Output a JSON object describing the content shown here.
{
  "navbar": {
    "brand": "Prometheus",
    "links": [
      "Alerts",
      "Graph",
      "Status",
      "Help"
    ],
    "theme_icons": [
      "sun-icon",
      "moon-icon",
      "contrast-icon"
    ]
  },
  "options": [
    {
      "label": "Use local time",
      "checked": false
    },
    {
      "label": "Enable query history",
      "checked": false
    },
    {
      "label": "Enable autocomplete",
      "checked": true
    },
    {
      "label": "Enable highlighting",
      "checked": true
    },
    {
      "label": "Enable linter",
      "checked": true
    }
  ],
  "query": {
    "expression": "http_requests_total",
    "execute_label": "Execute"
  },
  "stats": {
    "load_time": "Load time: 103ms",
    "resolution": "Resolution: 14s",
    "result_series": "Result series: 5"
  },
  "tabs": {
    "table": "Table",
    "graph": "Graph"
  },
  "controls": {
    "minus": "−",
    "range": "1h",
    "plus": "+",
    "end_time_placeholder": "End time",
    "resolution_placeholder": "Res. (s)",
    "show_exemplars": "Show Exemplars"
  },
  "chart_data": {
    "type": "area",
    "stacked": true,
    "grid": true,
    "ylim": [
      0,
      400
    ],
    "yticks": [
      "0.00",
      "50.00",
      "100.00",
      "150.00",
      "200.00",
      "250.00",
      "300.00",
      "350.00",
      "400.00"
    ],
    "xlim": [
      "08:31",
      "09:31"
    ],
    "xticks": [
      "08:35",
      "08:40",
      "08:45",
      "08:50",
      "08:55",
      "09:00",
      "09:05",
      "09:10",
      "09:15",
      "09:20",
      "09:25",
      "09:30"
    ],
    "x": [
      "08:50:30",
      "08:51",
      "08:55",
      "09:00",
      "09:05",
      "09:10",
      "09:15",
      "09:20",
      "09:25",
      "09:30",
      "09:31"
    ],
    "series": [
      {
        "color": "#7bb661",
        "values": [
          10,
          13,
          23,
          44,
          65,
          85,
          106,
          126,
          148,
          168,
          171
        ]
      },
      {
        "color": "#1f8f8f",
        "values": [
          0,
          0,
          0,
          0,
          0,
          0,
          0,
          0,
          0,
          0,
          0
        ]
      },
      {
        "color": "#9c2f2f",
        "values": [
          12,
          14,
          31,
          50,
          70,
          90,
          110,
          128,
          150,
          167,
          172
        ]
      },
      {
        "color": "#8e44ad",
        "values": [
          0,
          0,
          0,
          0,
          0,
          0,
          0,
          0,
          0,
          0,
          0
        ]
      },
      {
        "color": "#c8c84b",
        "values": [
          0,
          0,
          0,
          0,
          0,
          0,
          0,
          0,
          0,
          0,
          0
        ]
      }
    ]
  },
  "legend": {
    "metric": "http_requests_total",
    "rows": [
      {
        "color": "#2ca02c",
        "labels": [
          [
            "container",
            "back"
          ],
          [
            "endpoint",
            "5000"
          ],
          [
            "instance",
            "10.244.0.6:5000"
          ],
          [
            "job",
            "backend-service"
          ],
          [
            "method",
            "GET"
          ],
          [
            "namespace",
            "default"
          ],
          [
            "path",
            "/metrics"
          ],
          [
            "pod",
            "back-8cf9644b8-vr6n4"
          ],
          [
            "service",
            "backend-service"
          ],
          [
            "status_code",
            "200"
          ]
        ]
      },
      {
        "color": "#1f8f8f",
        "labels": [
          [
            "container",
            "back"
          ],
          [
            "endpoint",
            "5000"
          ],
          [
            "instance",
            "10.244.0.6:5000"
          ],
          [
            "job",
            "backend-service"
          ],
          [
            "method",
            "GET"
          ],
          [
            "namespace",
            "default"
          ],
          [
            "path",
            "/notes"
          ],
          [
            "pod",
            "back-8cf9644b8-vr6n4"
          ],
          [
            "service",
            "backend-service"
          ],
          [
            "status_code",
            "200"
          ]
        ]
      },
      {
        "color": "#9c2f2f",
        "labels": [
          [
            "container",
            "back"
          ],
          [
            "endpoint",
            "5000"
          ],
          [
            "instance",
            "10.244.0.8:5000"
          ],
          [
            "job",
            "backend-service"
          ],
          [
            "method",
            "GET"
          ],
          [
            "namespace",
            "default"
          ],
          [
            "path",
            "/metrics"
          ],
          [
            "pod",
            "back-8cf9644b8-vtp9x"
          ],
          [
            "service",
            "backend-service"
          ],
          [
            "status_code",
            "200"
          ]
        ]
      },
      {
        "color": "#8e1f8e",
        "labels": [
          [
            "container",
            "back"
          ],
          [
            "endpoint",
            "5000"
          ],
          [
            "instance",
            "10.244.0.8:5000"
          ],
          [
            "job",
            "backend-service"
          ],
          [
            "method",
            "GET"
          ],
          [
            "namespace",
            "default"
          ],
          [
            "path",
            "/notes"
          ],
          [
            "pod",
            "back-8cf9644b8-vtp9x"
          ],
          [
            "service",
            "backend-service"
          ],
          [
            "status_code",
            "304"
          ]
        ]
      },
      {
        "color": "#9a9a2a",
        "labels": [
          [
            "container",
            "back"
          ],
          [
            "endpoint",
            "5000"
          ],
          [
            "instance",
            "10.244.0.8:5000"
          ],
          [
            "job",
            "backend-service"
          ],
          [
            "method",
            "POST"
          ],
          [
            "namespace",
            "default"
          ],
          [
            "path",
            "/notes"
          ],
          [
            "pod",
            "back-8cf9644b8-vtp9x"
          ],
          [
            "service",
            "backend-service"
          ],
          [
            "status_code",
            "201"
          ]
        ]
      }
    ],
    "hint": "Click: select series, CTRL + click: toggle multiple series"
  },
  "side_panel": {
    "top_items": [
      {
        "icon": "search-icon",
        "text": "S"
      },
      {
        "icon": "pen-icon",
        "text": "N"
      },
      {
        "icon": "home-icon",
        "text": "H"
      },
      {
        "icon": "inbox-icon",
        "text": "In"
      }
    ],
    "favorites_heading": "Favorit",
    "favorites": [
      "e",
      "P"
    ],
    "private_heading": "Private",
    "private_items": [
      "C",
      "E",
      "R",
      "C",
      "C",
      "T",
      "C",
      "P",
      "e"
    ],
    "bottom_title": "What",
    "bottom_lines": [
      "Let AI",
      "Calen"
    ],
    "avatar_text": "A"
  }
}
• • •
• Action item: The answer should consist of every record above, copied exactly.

• Result of the task:
Output a JSON object describing the content shown here.
{
  "navbar": {
    "brand": "Prometheus",
    "links": [
      "Alerts",
      "Graph",
      "Status",
      "Help"
    ],
    "theme_icons": [
      "sun-icon",
      "moon-icon",
      "contrast-icon"
    ]
  },
  "options": [
    {
      "label": "Use local time",
      "checked": false
    },
    {
      "label": "Enable query history",
      "checked": false
    },
    {
      "label": "Enable autocomplete",
      "checked": true
    },
    {
      "label": "Enable highlighting",
      "checked": true
    },
    {
      "label": "Enable linter",
      "checked": true
    }
  ],
  "query": {
    "expression": "http_requests_total",
    "execute_label": "Execute"
  },
  "stats": {
    "load_time": "Load time: 103ms",
    "resolution": "Resolution: 14s",
    "result_series": "Result series: 5"
  },
  "tabs": {
    "table": "Table",
    "graph": "Graph"
  },
  "controls": {
    "minus": "−",
    "range": "1h",
    "plus": "+",
    "end_time_placeholder": "End time",
    "resolution_placeholder": "Res. (s)",
    "show_exemplars": "Show Exemplars"
  },
  "chart_data": {
    "type": "area",
    "stacked": true,
    "grid": true,
    "ylim": [
      0,
      400
    ],
    "yticks": [
      "0.00",
      "50.00",
      "100.00",
      "150.00",
      "200.00",
      "250.00",
      "300.00",
      "350.00",
      "400.00"
    ],
    "xlim": [
      "08:31",
      "09:31"
    ],
    "xticks": [
      "08:35",
      "08:40",
      "08:45",
      "08:50",
      "08:55",
      "09:00",
      "09:05",
      "09:10",
      "09:15",
      "09:20",
      "09:25",
      "09:30"
    ],
    "x": [
      "08:50:30",
      "08:51",
      "08:55",
      "09:00",
      "09:05",
      "09:10",
      "09:15",
      "09:20",
      "09:25",
      "09:30",
      "09:31"
    ],
    "series": [
      {
        "color": "#7bb661",
        "values": [
          10,
          13,
          23,
          44,
          65,
          85,
          106,
          126,
          148,
          168,
          171
        ]
      },
      {
        "color": "#1f8f8f",
        "values": [
          0,
          0,
          0,
          0,
          0,
          0,
          0,
          0,
          0,
          0,
          0
        ]
      },
      {
        "color": "#9c2f2f",
        "values": [
          12,
          14,
          31,
          50,
          70,
          90,
          110,
          128,
          150,
          167,
          172
        ]
      },
      {
        "color": "#8e44ad",
        "values": [
          0,
          0,
          0,
          0,
          0,
          0,
          0,
          0,
          0,
          0,
          0
        ]
      },
      {
        "color": "#c8c84b",
        "values": [
          0,
          0,
          0,
          0,
          0,
          0,
          0,
          0,
          0,
          0,
          0
        ]
      }
    ]
  },
  "legend": {
    "metric": "http_requests_total",
    "rows": [
      {
        "color": "#2ca02c",
        "labels": [
          [
            "container",
            "back"
          ],
          [
            "endpoint",
            "5000"
          ],
          [
            "instance",
            "10.244.0.6:5000"
          ],
          [
            "job",
            "backend-service"
          ],
          [
            "method",
            "GET"
          ],
          [
            "namespace",
            "default"
          ],
          [
            "path",
            "/metrics"
          ],
          [
            "pod",
            "back-8cf9644b8-vr6n4"
          ],
          [
            "service",
            "backend-service"
          ],
          [
            "status_code",
            "200"
          ]
        ]
      },
      {
        "color": "#1f8f8f",
        "labels": [
          [
            "container",
            "back"
          ],
          [
            "endpoint",
            "5000"
          ],
          [
            "instance",
            "10.244.0.6:5000"
          ],
          [
            "job",
            "backend-service"
          ],
          [
            "method",
            "GET"
          ],
          [
            "namespace",
            "default"
          ],
          [
            "path",
            "/notes"
          ],
          [
            "pod",
            "back-8cf9644b8-vr6n4"
          ],
          [
            "service",
            "backend-service"
          ],
          [
            "status_code",
            "200"
          ]
        ]
      },
      {
        "color": "#9c2f2f",
        "labels": [
          [
            "container",
            "back"
          ],
          [
            "endpoint",
            "5000"
          ],
          [
            "instance",
            "10.244.0.8:5000"
          ],
          [
            "job",
            "backend-service"
          ],
          [
            "method",
            "GET"
          ],
          [
            "namespace",
            "default"
          ],
          [
            "path",
            "/metrics"
          ],
          [
            "pod",
            "back-8cf9644b8-vtp9x"
          ],
          [
            "service",
            "backend-service"
          ],
          [
            "status_code",
            "200"
          ]
        ]
      },
      {
        "color": "#8e1f8e",
        "labels": [
          [
            "container",
            "back"
          ],
          [
            "endpoint",
            "5000"
          ],
          [
            "instance",
            "10.244.0.8:5000"
          ],
          [
            "job",
            "backend-service"
          ],
          [
            "method",
            "GET"
          ],
          [
            "namespace",
            "default"
          ],
          [
            "path",
            "/notes"
          ],
          [
            "pod",
            "back-8cf9644b8-vtp9x"
          ],
          [
            "service",
            "backend-service"
          ],
          [
            "status_code",
            "304"
          ]
        ]
      },
      {
        "color": "#9a9a2a",
        "labels": [
          [
            "container",
            "back"
          ],
          [
            "endpoint",
            "5000"
          ],
          [
            "instance",
            "10.244.0.8:5000"
          ],
          [
            "job",
            "backend-service"
          ],
          [
            "method",
            "POST"
          ],
          [
            "namespace",
            "default"
          ],
          [
            "path",
            "/notes"
          ],
          [
            "pod",
            "back-8cf9644b8-vtp9x"
          ],
          [
            "service",
            "backend-service"
          ],
          [
            "status_code",
            "201"
          ]
        ]
      }
    ],
    "hint": "Click: select series, CTRL + click: toggle multiple series"
  },
  "side_panel": {
    "top_items": [
      {
        "icon": "search-icon",
        "text": "S"
      },
      {
        "icon": "pen-icon",
        "text": "N"
      },
      {
        "icon": "home-icon",
        "text": "H"
      },
      {
        "icon": "inbox-icon",
        "text": "In"
      }
    ],
    "favorites_heading": "Favorit",
    "favorites": [
      "e",
      "P"
    ],
    "private_heading": "Private",
    "private_items": [
      "C",
      "E",
      "R",
      "C",
      "C",
      "T",
      "C",
      "P",
      "e"
    ],
    "bottom_title": "What",
    "bottom_lines": [
      "Let AI",
      "Calen"
    ],
    "avatar_text": "A"
  }
}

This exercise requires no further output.